- By Thomas E. RicksThomas E. Ricks covered the U.S. military from 1991 to 2008 for the Wall Street Journal and then the Washington Post. He can be reached at email@example.com.
Lately I’ve been persuaded by the argument that the point of departure for the future of the military is how it is structured.
To that end, I’ve started reading along two tracks. The first is business books about the structure of the 21st century corporation. The second is learning more about how European militaries adjusted to the Industrial Revolution. Despite all the talk about how the tank, aircraft or nuclear power revolutionized the military, I think the Industrial Revolution encompasses those all, as well as the railroad and the telegraph.

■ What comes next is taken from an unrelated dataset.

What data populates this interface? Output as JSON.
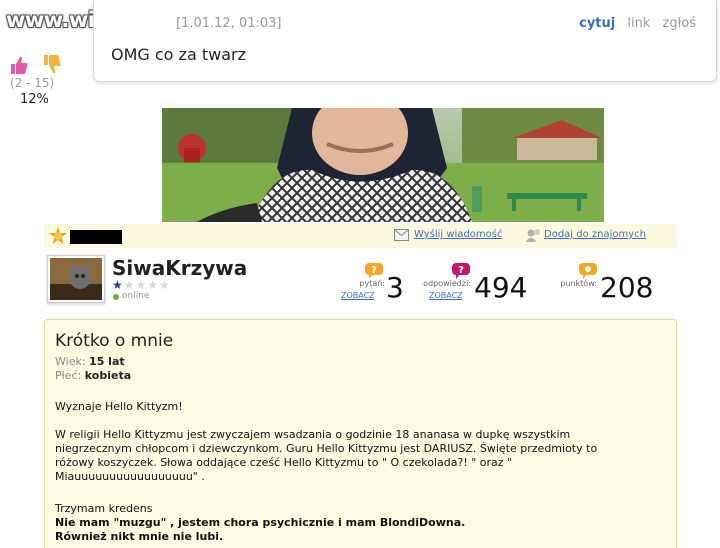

The transformation of European militaries from small, professional forces that avoided battle to large, mass forces that sought battle began with the French in the 1790s, as I understand it. Every time someone in today’s American military tells you about how hard it is to change now, think of this: The French adjusted their military to the new rules of the Industrial Revolution while fighting major foreign campaigns and putting down some insurgencies, including a pretty serious domestic one. That makes adjusting the U.S. military to the Information Age look not quite so difficult.

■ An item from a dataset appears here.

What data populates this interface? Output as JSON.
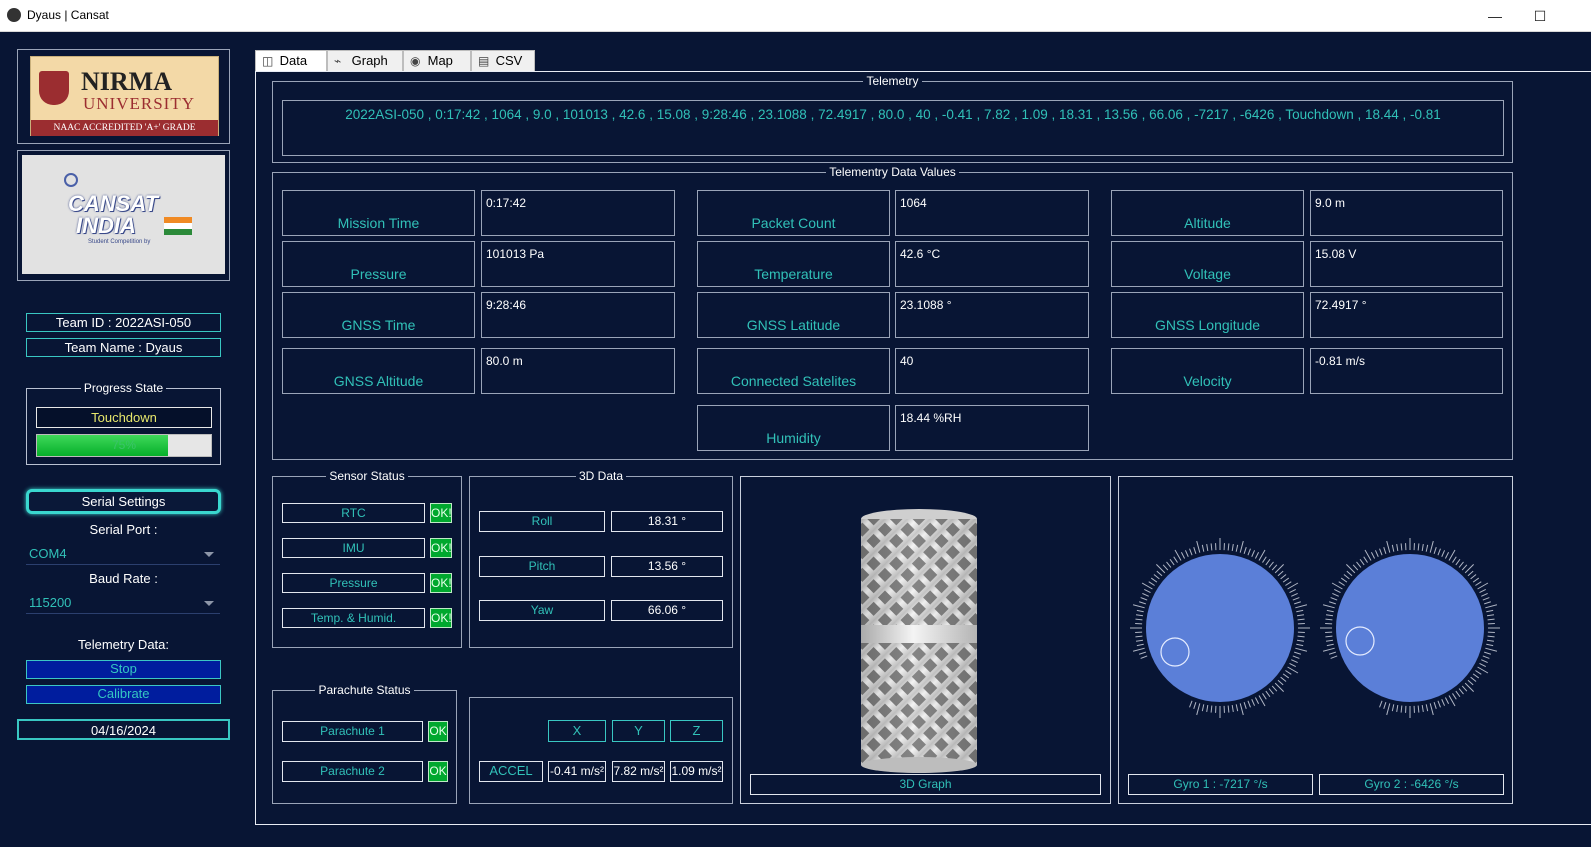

What else should I read about how military (or other) organizations respond to major shifts in the means of production?
(more to come)